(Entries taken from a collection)

==================================================

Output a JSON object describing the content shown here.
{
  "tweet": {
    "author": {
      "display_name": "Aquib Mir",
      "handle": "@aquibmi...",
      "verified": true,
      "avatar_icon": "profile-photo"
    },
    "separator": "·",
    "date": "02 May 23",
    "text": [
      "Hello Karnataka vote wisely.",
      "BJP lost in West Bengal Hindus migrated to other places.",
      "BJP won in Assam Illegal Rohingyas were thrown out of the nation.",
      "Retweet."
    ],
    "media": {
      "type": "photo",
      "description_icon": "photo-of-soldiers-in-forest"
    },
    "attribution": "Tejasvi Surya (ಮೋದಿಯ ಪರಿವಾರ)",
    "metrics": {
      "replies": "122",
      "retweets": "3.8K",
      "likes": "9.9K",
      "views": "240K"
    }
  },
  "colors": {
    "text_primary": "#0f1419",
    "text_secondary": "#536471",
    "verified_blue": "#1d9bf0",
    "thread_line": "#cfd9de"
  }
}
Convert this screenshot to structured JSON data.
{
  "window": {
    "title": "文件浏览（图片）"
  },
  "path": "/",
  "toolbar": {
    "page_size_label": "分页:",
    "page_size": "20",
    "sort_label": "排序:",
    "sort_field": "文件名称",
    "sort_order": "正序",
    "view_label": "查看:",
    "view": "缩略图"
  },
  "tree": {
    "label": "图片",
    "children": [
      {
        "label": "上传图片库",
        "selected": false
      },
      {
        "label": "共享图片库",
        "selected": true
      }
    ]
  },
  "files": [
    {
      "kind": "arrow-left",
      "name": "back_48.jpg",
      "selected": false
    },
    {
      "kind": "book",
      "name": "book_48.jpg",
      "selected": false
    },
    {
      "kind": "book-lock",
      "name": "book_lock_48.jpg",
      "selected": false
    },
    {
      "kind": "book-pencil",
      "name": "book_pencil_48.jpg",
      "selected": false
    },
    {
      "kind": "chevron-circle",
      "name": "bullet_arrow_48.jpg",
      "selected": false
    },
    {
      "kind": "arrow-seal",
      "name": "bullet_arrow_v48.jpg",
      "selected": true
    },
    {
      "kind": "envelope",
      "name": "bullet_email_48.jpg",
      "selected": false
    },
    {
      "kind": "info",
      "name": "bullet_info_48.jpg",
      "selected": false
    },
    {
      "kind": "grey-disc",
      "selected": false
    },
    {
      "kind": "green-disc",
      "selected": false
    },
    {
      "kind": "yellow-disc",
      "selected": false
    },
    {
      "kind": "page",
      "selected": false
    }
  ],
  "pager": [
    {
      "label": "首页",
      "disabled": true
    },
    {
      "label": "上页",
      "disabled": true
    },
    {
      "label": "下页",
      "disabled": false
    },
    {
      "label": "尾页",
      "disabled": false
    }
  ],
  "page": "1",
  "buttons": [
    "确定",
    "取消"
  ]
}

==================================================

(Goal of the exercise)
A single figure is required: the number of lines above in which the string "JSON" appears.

(Written response)
2